──────── DATASET ────────

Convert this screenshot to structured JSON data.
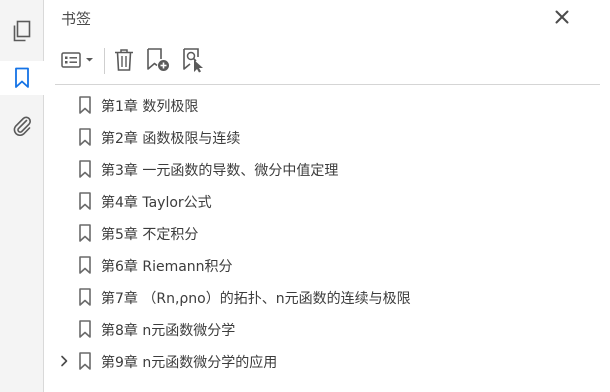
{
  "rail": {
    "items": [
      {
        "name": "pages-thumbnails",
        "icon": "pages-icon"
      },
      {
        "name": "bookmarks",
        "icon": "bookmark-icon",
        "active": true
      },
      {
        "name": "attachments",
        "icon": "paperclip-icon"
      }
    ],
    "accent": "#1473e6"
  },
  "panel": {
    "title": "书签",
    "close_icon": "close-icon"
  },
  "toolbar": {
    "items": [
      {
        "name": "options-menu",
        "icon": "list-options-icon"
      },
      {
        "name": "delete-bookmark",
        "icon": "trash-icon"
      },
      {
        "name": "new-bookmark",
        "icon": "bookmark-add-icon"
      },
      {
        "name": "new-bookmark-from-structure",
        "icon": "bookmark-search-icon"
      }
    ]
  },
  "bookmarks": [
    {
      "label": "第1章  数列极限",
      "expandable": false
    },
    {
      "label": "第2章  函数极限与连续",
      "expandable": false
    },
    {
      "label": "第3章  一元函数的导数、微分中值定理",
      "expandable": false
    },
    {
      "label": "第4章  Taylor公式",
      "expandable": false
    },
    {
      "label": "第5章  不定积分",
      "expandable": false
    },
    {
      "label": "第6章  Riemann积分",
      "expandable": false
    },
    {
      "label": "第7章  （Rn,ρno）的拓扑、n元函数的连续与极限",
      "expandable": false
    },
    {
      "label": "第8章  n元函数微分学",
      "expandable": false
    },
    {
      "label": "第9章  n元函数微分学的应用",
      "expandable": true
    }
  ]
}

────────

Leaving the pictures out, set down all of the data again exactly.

YOUR RESPONSE
Convert this screenshot to structured JSON data.
{
  "rail": {
    "items": [
      {
        "name": "pages-thumbnails",
        "icon": "pages-icon"
      },
      {
        "name": "bookmarks",
        "icon": "bookmark-icon",
        "active": true
      },
      {
        "name": "attachments",
        "icon": "paperclip-icon"
      }
    ],
    "accent": "#1473e6"
  },
  "panel": {
    "title": "书签",
    "close_icon": "close-icon"
  },
  "toolbar": {
    "items": [
      {
        "name": "options-menu",
        "icon": "list-options-icon"
      },
      {
        "name": "delete-bookmark",
        "icon": "trash-icon"
      },
      {
        "name": "new-bookmark",
        "icon": "bookmark-add-icon"
      },
      {
        "name": "new-bookmark-from-structure",
        "icon": "bookmark-search-icon"
      }
    ]
  },
  "bookmarks": [
    {
      "label": "第1章  数列极限",
      "expandable": false
    },
    {
      "label": "第2章  函数极限与连续",
      "expandable": false
    },
    {
      "label": "第3章  一元函数的导数、微分中值定理",
      "expandable": false
    },
    {
      "label": "第4章  Taylor公式",
      "expandable": false
    },
    {
      "label": "第5章  不定积分",
      "expandable": false
    },
    {
      "label": "第6章  Riemann积分",
      "expandable": false
    },
    {
      "label": "第7章  （Rn,ρno）的拓扑、n元函数的连续与极限",
      "expandable": false
    },
    {
      "label": "第8章  n元函数微分学",
      "expandable": false
    },
    {
      "label": "第9章  n元函数微分学的应用",
      "expandable": true
    }
  ]
}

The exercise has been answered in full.